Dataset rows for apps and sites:
··········

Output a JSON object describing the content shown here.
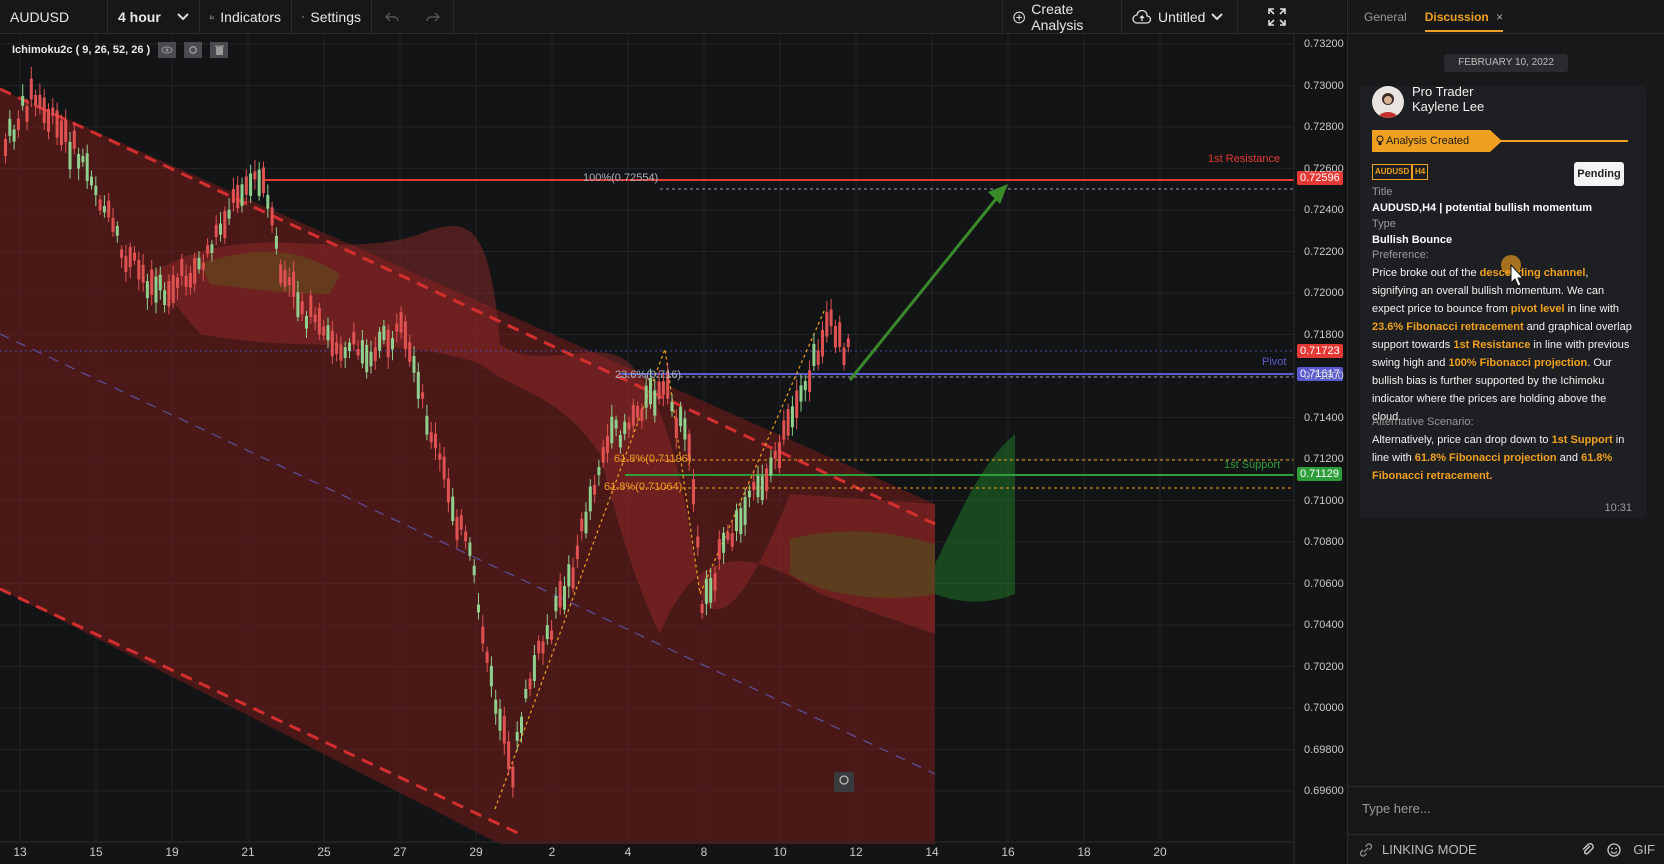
{
  "toolbar": {
    "symbol": "AUDUSD",
    "interval": "4 hour",
    "indicators_label": "Indicators",
    "settings_label": "Settings",
    "create_analysis_label": "Create Analysis",
    "untitled_label": "Untitled"
  },
  "indicator_legend": "Ichimoku2c ( 9, 26, 52, 26 )",
  "price_axis": [
    "0.73200",
    "0.73000",
    "0.72800",
    "0.72600",
    "0.72400",
    "0.72200",
    "0.72000",
    "0.71800",
    "0.71600",
    "0.71400",
    "0.71200",
    "0.71000",
    "0.70800",
    "0.70600",
    "0.70400",
    "0.70200",
    "0.70000",
    "0.69800",
    "0.69600"
  ],
  "date_axis": [
    "13",
    "15",
    "19",
    "21",
    "25",
    "27",
    "29",
    "2",
    "4",
    "8",
    "10",
    "12",
    "14",
    "16",
    "18",
    "20"
  ],
  "price_tags": {
    "resistance": "0.72596",
    "current": "0.71723",
    "pivot": "0.71617",
    "support": "0.71129"
  },
  "annotations": {
    "resistance_label": "1st Resistance",
    "pivot_label": "Pivot",
    "support_label": "1st Support",
    "fib_100": "100%(0.72554)",
    "fib_236": "23.6%(0.716)",
    "fib_618_a": "61.8%(0.71196)",
    "fib_618_b": "61.8%(0.71064)"
  },
  "colors": {
    "resistance": "#e53935",
    "pivot": "#5050c8",
    "support": "#2e9e3a",
    "fib": "#f0a020",
    "accent": "#f0a020"
  },
  "panel": {
    "tab_general": "General",
    "tab_discussion": "Discussion",
    "tab_close": "×",
    "date": "FEBRUARY 10, 2022",
    "user_role": "Pro Trader",
    "user_name": "Kaylene Lee",
    "status": "Analysis Created",
    "chip_symbol": "AUDUSD",
    "chip_tf": "H4",
    "pending": "Pending",
    "title_label": "Title",
    "title_value": "AUDUSD,H4 | potential bullish momentum",
    "type_label": "Type",
    "type_value": "Bullish Bounce",
    "preference_label": "Preference:",
    "pref": {
      "t1": "Price broke out of the ",
      "h1": "descending channel",
      "t2": ", signifying an overall bullish momentum. We can expect price to bounce from ",
      "h2": "pivot level",
      "t3": " in line with ",
      "h3": "23.6% Fibonacci retracement",
      "t4": " and graphical overlap support towards ",
      "h4": "1st Resistance",
      "t5": "  in line with previous swing high and ",
      "h5": "100% Fibonacci projection",
      "t6": ". Our bullish bias is further supported by the Ichimoku indicator where the prices are holding above the cloud."
    },
    "alt_label": "Alternative Scenario:",
    "alt": {
      "t1": "Alternatively, price can drop down to ",
      "h1": "1st Support",
      "t2": " in line with ",
      "h2": "61.8% Fibonacci projection",
      "t3": " and ",
      "h3": "61.8% Fibonacci retracement."
    },
    "time": "10:31",
    "placeholder": "Type here...",
    "linking_mode": "LINKING MODE",
    "gif": "GIF"
  }
}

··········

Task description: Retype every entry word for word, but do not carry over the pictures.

Exercise output:
Output a JSON object describing the content shown here.
{
  "toolbar": {
    "symbol": "AUDUSD",
    "interval": "4 hour",
    "indicators_label": "Indicators",
    "settings_label": "Settings",
    "create_analysis_label": "Create Analysis",
    "untitled_label": "Untitled"
  },
  "indicator_legend": "Ichimoku2c ( 9, 26, 52, 26 )",
  "price_axis": [
    "0.73200",
    "0.73000",
    "0.72800",
    "0.72600",
    "0.72400",
    "0.72200",
    "0.72000",
    "0.71800",
    "0.71600",
    "0.71400",
    "0.71200",
    "0.71000",
    "0.70800",
    "0.70600",
    "0.70400",
    "0.70200",
    "0.70000",
    "0.69800",
    "0.69600"
  ],
  "date_axis": [
    "13",
    "15",
    "19",
    "21",
    "25",
    "27",
    "29",
    "2",
    "4",
    "8",
    "10",
    "12",
    "14",
    "16",
    "18",
    "20"
  ],
  "price_tags": {
    "resistance": "0.72596",
    "current": "0.71723",
    "pivot": "0.71617",
    "support": "0.71129"
  },
  "annotations": {
    "resistance_label": "1st Resistance",
    "pivot_label": "Pivot",
    "support_label": "1st Support",
    "fib_100": "100%(0.72554)",
    "fib_236": "23.6%(0.716)",
    "fib_618_a": "61.8%(0.71196)",
    "fib_618_b": "61.8%(0.71064)"
  },
  "colors": {
    "resistance": "#e53935",
    "pivot": "#5050c8",
    "support": "#2e9e3a",
    "fib": "#f0a020",
    "accent": "#f0a020"
  },
  "panel": {
    "tab_general": "General",
    "tab_discussion": "Discussion",
    "tab_close": "×",
    "date": "FEBRUARY 10, 2022",
    "user_role": "Pro Trader",
    "user_name": "Kaylene Lee",
    "status": "Analysis Created",
    "chip_symbol": "AUDUSD",
    "chip_tf": "H4",
    "pending": "Pending",
    "title_label": "Title",
    "title_value": "AUDUSD,H4 | potential bullish momentum",
    "type_label": "Type",
    "type_value": "Bullish Bounce",
    "preference_label": "Preference:",
    "pref": {
      "t1": "Price broke out of the ",
      "h1": "descending channel",
      "t2": ", signifying an overall bullish momentum. We can expect price to bounce from ",
      "h2": "pivot level",
      "t3": " in line with ",
      "h3": "23.6% Fibonacci retracement",
      "t4": " and graphical overlap support towards ",
      "h4": "1st Resistance",
      "t5": "  in line with previous swing high and ",
      "h5": "100% Fibonacci projection",
      "t6": ". Our bullish bias is further supported by the Ichimoku indicator where the prices are holding above the cloud."
    },
    "alt_label": "Alternative Scenario:",
    "alt": {
      "t1": "Alternatively, price can drop down to ",
      "h1": "1st Support",
      "t2": " in line with ",
      "h2": "61.8% Fibonacci projection",
      "t3": " and ",
      "h3": "61.8% Fibonacci retracement."
    },
    "time": "10:31",
    "placeholder": "Type here...",
    "linking_mode": "LINKING MODE",
    "gif": "GIF"
  }
}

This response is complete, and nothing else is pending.